Thunder Bay still responding to river safety audit despite end of 'command centre' project, city says

An ambitious surveillance and public safety project in Thunder Bay, Ont., is no more but city officials say they continue to respond to recommendations in a report aimed at preventing further drownings in local rivers.

City applied to federal program for cameras, lights, along watercourses, application rejected in 2018

City officials in Thunder Bay, Ont., say they continue to respond to recommendations in a 2017 river safety audit, despite an ambitious surveillance project not going ahead. (Jody Porter/CBC)

An ambitious surveillance and public safety project in Thunder Bay, Ont., that would have seen cameras, more lights and even increased access to Wi-Fi along city watercourses is no more but city officials say they continue to respond to recommendations in a 2017 report aimed at preventing further drownings.

The river safety audit report, completed in 2017, was in response to one of the recommendations from the inquest into the deaths of seven First Nations students in Thunder Bay. Five of the young people from remote Indigenous communities, whose deaths the months-long inquest examined, were found dead in local waterways.

According to the city, there were 13 additional deaths in the city's rivers and watercourses since 2011.

Since the river audit report, the city "got busy," working on its recommendations, said Karen Lewis, Thunder Bay's director of corporate strategic services, adding that's already included bettering lighting near rivers, cleaning up graffiti and starting up an annual water gathering event for young people.

The river audit made 10 broad recommendations aimed at overall public safety, particularly near the water, but the city, on top of that, applied in 2018 to Infrastructure Canada's Smart Cities Challenge, seeking $10 million for a so-called public safety command centre project that would have installed even more lighting as well as cameras near the rivers, along with sensors and "smart poles," which not only provide light, but also an emergency call button and connectivity to a wireless network.

The city's proposal didn't make the cut — the city was notified in June, 2018 — and during 2019 municipal budget deliberations, councillors axed $150,000 for consultations and analysis that would have been necessary for the command centre project to go forward.
Karen Lewis is Thunder Bay's director of corporate strategic services. (Matt Prokopchuk / CBC)

That cut worried some on council, as well as advocates in the community, that the city was shirking its responsibilities in responding to the public safety aspects of the seven youth inquest recommendations aimed at city hall.

"That [funding] was in response to a recommendation and so ... for me, that's them refusing to acknowledge that recommendation," said Ardelle Sagutcheway, an advocate from Eabametoong First Nation, who was involved with the seven youth inquest.

Coun.
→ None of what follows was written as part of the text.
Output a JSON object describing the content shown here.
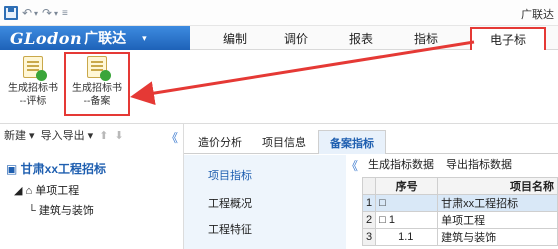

Shelby Ch'ng, speaking to the cut during council budget talks, said "I do not believe this is a good idea."

Lewis said those consultations and analysis would have been necessary if the command centre project went ahead but, without support from senior levels of government, that's not possible.

"The writing was on the wall, we had exhausted every opportunity to look for infrastructure funding to support a larger camera project," Lewis said. "It simply wasn't there."

"With the federal application, they had concerns about whether surveillance was, in fact, the right way to go; was it just moving a problem?"

That doesn't mean the city has stopped work on its inquest recommendations, Lewis said, including implementing calls to action around river safety. She said that some aspects of the Smart Cities Challenge application, like the smart poles, can be pulled out and pursued individually.

"We will keep our eye out for opportunities," she said.